Skip main navigation

£199.99 £139.99 for one year of Unlimited learning. Offer ends on 28 February 2023 at 23:59 (UTC). T&Cs apply

Find out more

Common practices

Watch a short video to find out how different segregation, exclusion, integration and inclusive education really are.
So, what about other terms, like exclusion, segregation and integration? What do these mean and how are they different to inclusive education? Exclusion is when students are denied access to education. Exclusion can be direct, where a school refuses or cancels a student’s enrolment. Or, it can be indirect, and this is sometimes known as gatekeeping. Segregation is when students are provided education in a separate environment to their peers. Examples of segregated education include special schools or classes that are only for certain students … or when students with disability are taught in the same classroom as their peers, but in a separate space, using different resources. Integration is when students with disability are placed in existing mainstream classrooms, but no adjustments take place.
This means the student must adapt or change, but the classroom, teaching practices and assessment tasks remain the same. Remember, genuine inclusion occurs when all children are educated in regular classrooms in their local school alongside their same-age peers with adjustments to curriculum, instruction, assessment and the environment. It is important that we can identify the differences in these practices to help us successfully implement genuine inclusive education.

What isn’t inclusive education?

General Comment No. 4 also defines models of education provision that are incompatible with inclusion. These are called exclusion, segregation and integration. You may have seen these in action.

Identifying genuine inclusion
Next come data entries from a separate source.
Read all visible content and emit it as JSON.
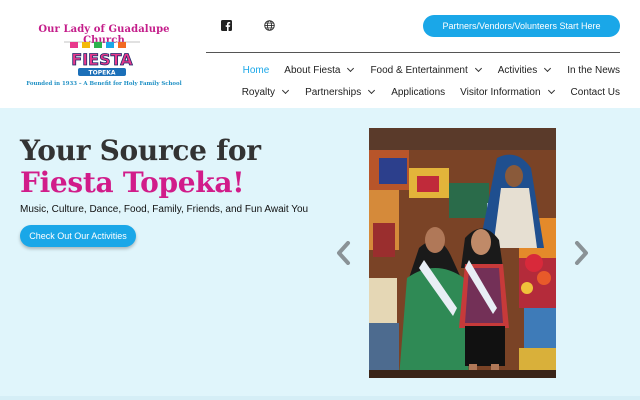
{
  "logo": {
    "church_name": "Our Lady of Guadalupe Church",
    "fiesta_text": "FIESTA",
    "city_text": "TOPEKA",
    "tagline": "Founded in 1933 – A Benefit for Holy Family School"
  },
  "header": {
    "icons": {
      "social": "facebook-icon",
      "language": "globe-icon"
    },
    "cta_label": "Partners/Vendors/Volunteers Start Here"
  },
  "nav": {
    "row1": [
      {
        "label": "Home",
        "dropdown": false,
        "active": true
      },
      {
        "label": "About Fiesta",
        "dropdown": true,
        "active": false
      },
      {
        "label": "Food & Entertainment",
        "dropdown": true,
        "active": false
      },
      {
        "label": "Activities",
        "dropdown": true,
        "active": false
      },
      {
        "label": "In the News",
        "dropdown": false,
        "active": false
      }
    ],
    "row2": [
      {
        "label": "Royalty",
        "dropdown": true,
        "active": false
      },
      {
        "label": "Partnerships",
        "dropdown": true,
        "active": false
      },
      {
        "label": "Applications",
        "dropdown": false,
        "active": false
      },
      {
        "label": "Visitor Information",
        "dropdown": true,
        "active": false
      },
      {
        "label": "Contact Us",
        "dropdown": false,
        "active": false
      }
    ]
  },
  "hero": {
    "title_line1": "Your Source for",
    "title_line2": "Fiesta Topeka!",
    "subtitle": "Music, Culture, Dance, Food, Family, Friends, and Fun Await You",
    "button_label": "Check Out Our Activities",
    "carousel_icons": {
      "prev": "chevron-left-icon",
      "next": "chevron-right-icon"
    }
  },
  "colors": {
    "accent_blue": "#1aa7e8",
    "accent_magenta": "#d11c8a",
    "hero_bg": "#e0f5fb"
  }
}
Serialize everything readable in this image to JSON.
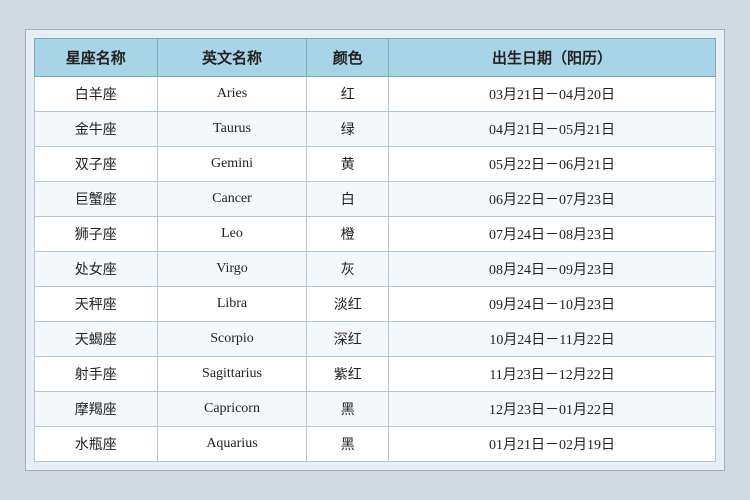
{
  "table": {
    "headers": {
      "chinese_name": "星座名称",
      "english_name": "英文名称",
      "color": "颜色",
      "date": "出生日期（阳历）"
    },
    "rows": [
      {
        "chinese": "白羊座",
        "english": "Aries",
        "color": "红",
        "date": "03月21日－04月20日"
      },
      {
        "chinese": "金牛座",
        "english": "Taurus",
        "color": "绿",
        "date": "04月21日－05月21日"
      },
      {
        "chinese": "双子座",
        "english": "Gemini",
        "color": "黄",
        "date": "05月22日－06月21日"
      },
      {
        "chinese": "巨蟹座",
        "english": "Cancer",
        "color": "白",
        "date": "06月22日－07月23日"
      },
      {
        "chinese": "狮子座",
        "english": "Leo",
        "color": "橙",
        "date": "07月24日－08月23日"
      },
      {
        "chinese": "处女座",
        "english": "Virgo",
        "color": "灰",
        "date": "08月24日－09月23日"
      },
      {
        "chinese": "天秤座",
        "english": "Libra",
        "color": "淡红",
        "date": "09月24日－10月23日"
      },
      {
        "chinese": "天蝎座",
        "english": "Scorpio",
        "color": "深红",
        "date": "10月24日－11月22日"
      },
      {
        "chinese": "射手座",
        "english": "Sagittarius",
        "color": "紫红",
        "date": "11月23日－12月22日"
      },
      {
        "chinese": "摩羯座",
        "english": "Capricorn",
        "color": "黑",
        "date": "12月23日－01月22日"
      },
      {
        "chinese": "水瓶座",
        "english": "Aquarius",
        "color": "黑",
        "date": "01月21日－02月19日"
      }
    ]
  }
}
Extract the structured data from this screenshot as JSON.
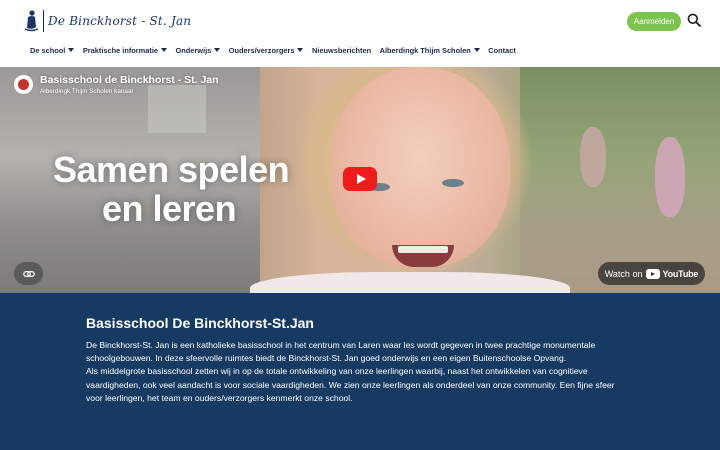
{
  "header": {
    "logo_text": "De Binckhorst - St. Jan",
    "login_label": "Aanmelden",
    "search_icon": "search-icon",
    "colors": {
      "login": "#7cc44f",
      "brand": "#1b3564"
    }
  },
  "nav": {
    "items": [
      {
        "label": "De school",
        "dropdown": true
      },
      {
        "label": "Praktische informatie",
        "dropdown": true
      },
      {
        "label": "Onderwijs",
        "dropdown": true
      },
      {
        "label": "Ouders/verzorgers",
        "dropdown": true
      },
      {
        "label": "Nieuwsberichten",
        "dropdown": false
      },
      {
        "label": "Alberdingk Thijm Scholen",
        "dropdown": true
      },
      {
        "label": "Contact",
        "dropdown": false
      }
    ]
  },
  "video": {
    "title": "Basisschool de Binckhorst - St. Jan",
    "channel": "Alberdingk Thijm Scholen kanaal",
    "overlay_line1": "Samen spelen",
    "overlay_line2": "en leren",
    "watch_prefix": "Watch on",
    "watch_brand": "YouTube",
    "play_color": "#ee1c1b"
  },
  "info": {
    "title": "Basisschool De Binckhorst-St.Jan",
    "paragraph1": "De Binckhorst-St. Jan is een katholieke basisschool in het centrum van Laren waar les wordt gegeven in twee prachtige monumentale schoolgebouwen. In deze sfeervolle ruimtes biedt de Binckhorst-St. Jan goed onderwijs en een eigen Buitenschoolse Opvang.",
    "paragraph2": "Als middelgrote basisschool zetten wij in op de totale ontwikkeling van onze leerlingen waarbij, naast het ontwikkelen van cognitieve vaardigheden, ook veel aandacht is voor sociale vaardigheden. We zien onze leerlingen als onderdeel van onze community. Een fijne sfeer voor leerlingen, het team en ouders/verzorgers kenmerkt onze school.",
    "background": "#173a63"
  }
}
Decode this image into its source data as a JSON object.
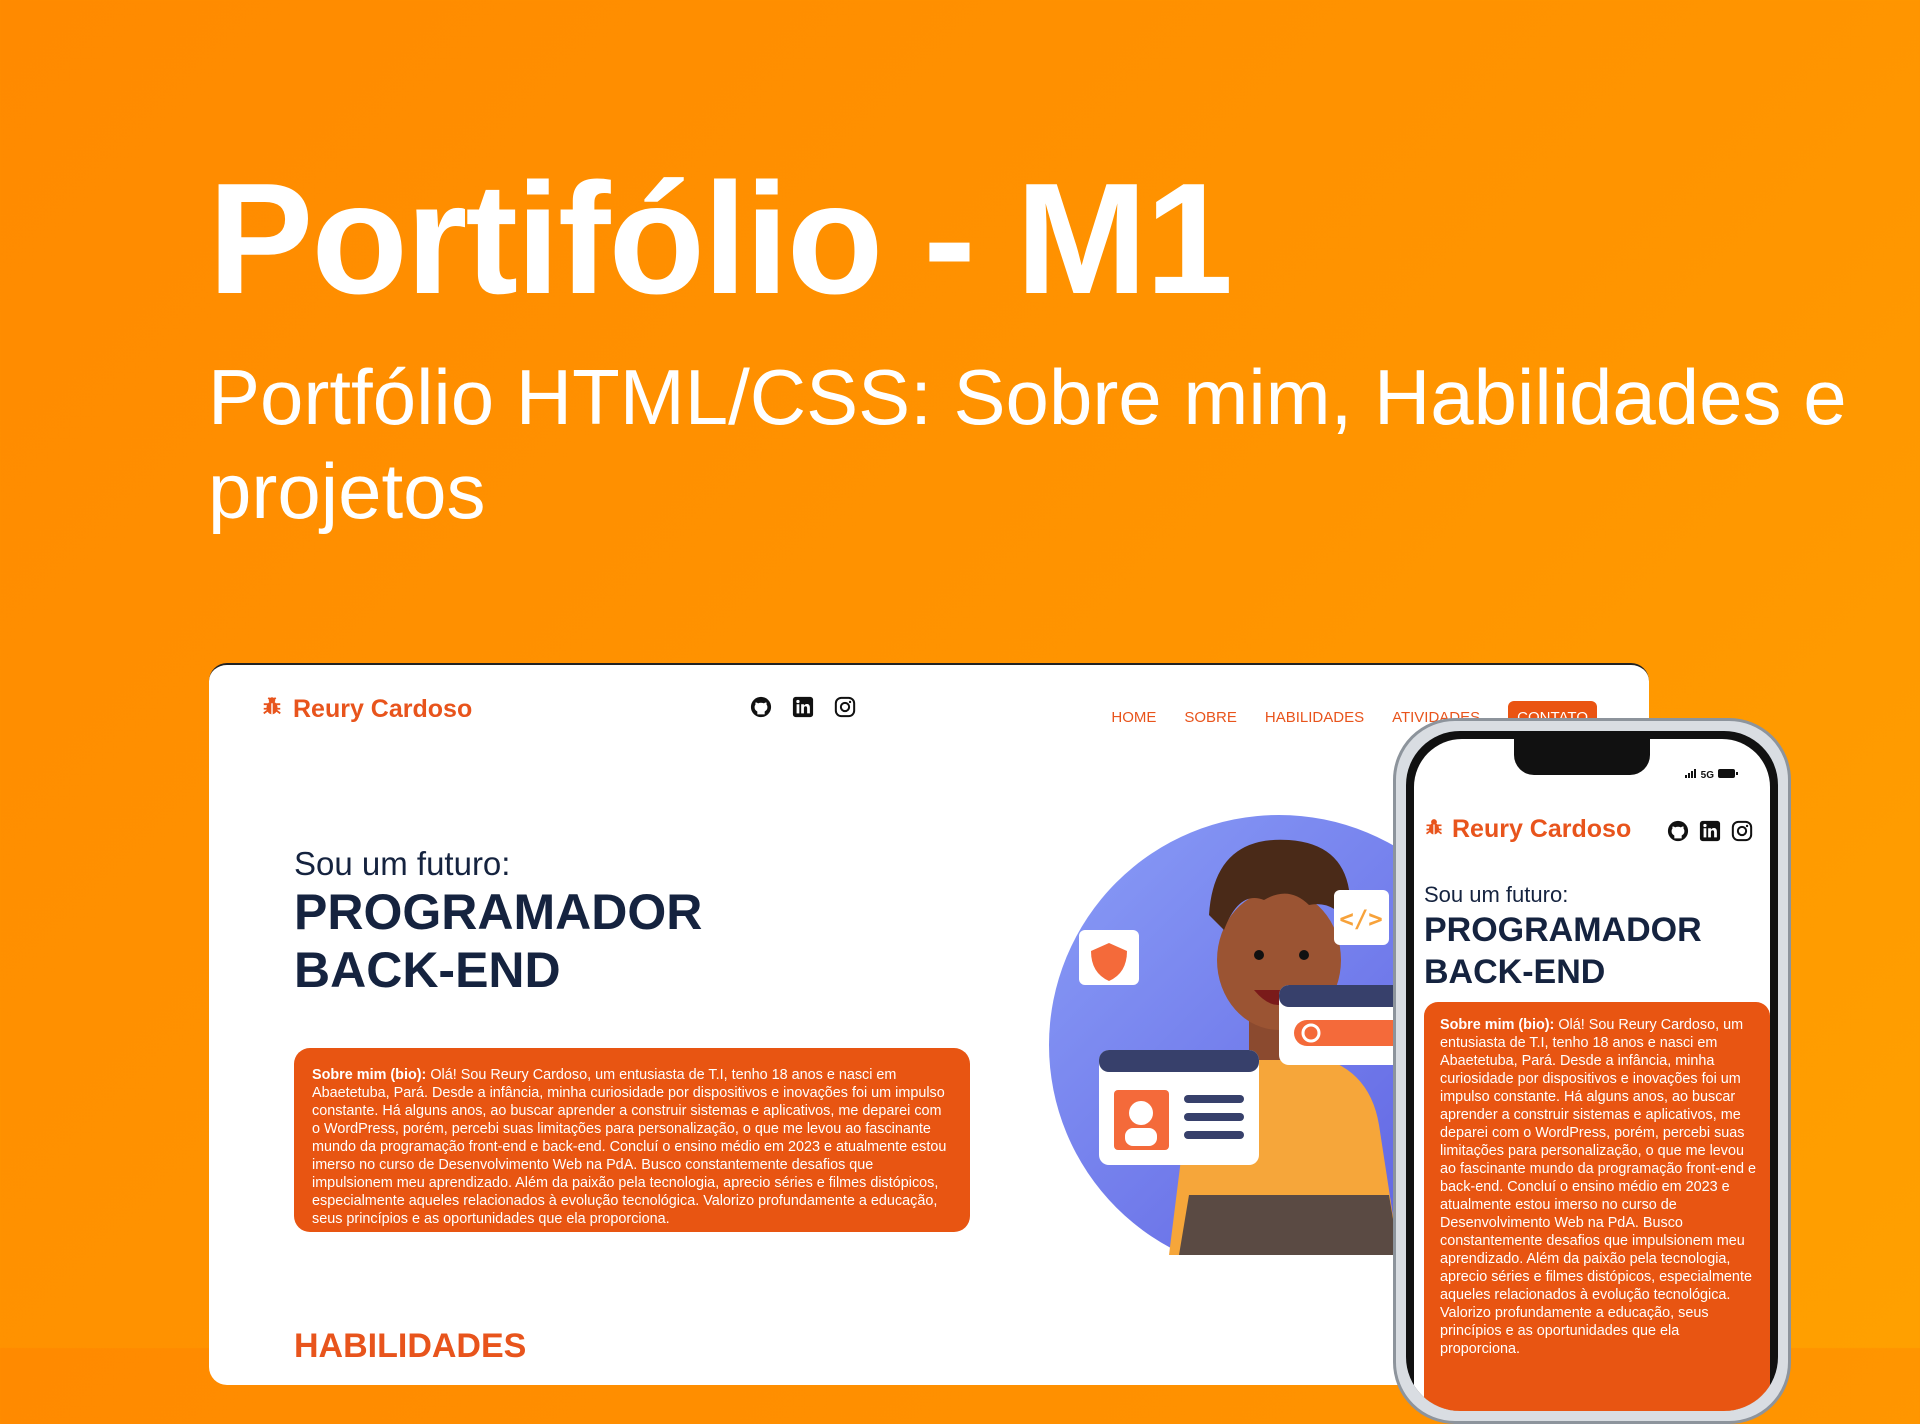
{
  "hero": {
    "title": "Portifólio - M1",
    "subtitle": "Portfólio HTML/CSS: Sobre mim, Habilidades e projetos"
  },
  "site": {
    "brand": "Reury Cardoso",
    "social_icons": [
      "github-icon",
      "linkedin-icon",
      "instagram-icon"
    ],
    "nav": [
      "HOME",
      "SOBRE",
      "HABILIDADES",
      "ATIVIDADES",
      "CONTATO"
    ],
    "kicker": "Sou um futuro:",
    "role_line1": "PROGRAMADOR",
    "role_line2": "BACK-END",
    "bio_label": "Sobre mim (bio):",
    "bio_text": " Olá! Sou Reury Cardoso, um entusiasta de T.I, tenho 18 anos e nasci em Abaetetuba, Pará. Desde a infância, minha curiosidade por dispositivos e inovações foi um impulso constante. Há alguns anos, ao buscar aprender a construir sistemas e aplicativos, me deparei com o WordPress, porém, percebi suas limitações para personalização, o que me levou ao fascinante mundo da programação front-end e back-end. Concluí o ensino médio em 2023 e atualmente estou imerso no curso de Desenvolvimento Web na PdA. Busco constantemente desafios que impulsionem meu aprendizado. Além da paixão pela tecnologia, aprecio séries e filmes distópicos, especialmente aqueles relacionados à evolução tecnológica. Valorizo profundamente a educação, seus princípios e as oportunidades que ela proporciona.",
    "skills_heading": "HABILIDADES"
  },
  "phone": {
    "status": "5G"
  },
  "colors": {
    "accent": "#e8541c",
    "navy": "#15233f",
    "background": "#ff8a00"
  }
}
In the absence of a clear definition of inclusion, education systems around the world have allowed exclusion, segregation and integration to continue. In fact, in the case of integration, many well-meaning educators have believed they were faithfully enacting inclusion. It is important that we can identify the difference so that we can successfully implement inclusive education.

Talk about it

Remember Daniel? What practice did his school adopt? We know it’s not inclusion. Is it exclusion, segregation or integration? Share your thoughts and explain why you came to this conclusion. You might like to revisit Is this inclusion? to read his story again.
This article is from the free online

Inclusive Education: Essential Knowledge for Success

Created by
FutureLearn - Learning For Life

Our purpose is to transform access to education.

We offer a diverse selection of courses from leading universities and cultural institutions from around the world. These are delivered one step at a time, and are accessible on mobile, tablet and desktop, so you can fit learning around your life.

We believe learning should be an enjoyable, social experience, so our courses offer the opportunity to discuss what you’re learning with others as you go, helping you make fresh discoveries and form new ideas.
You can unlock new opportunities with unlimited access to hundreds of online short courses for a year by subscribing to our Unlimited package. Build your knowledge with top universities and organisations.

Learn more about how FutureLearn is transforming access to education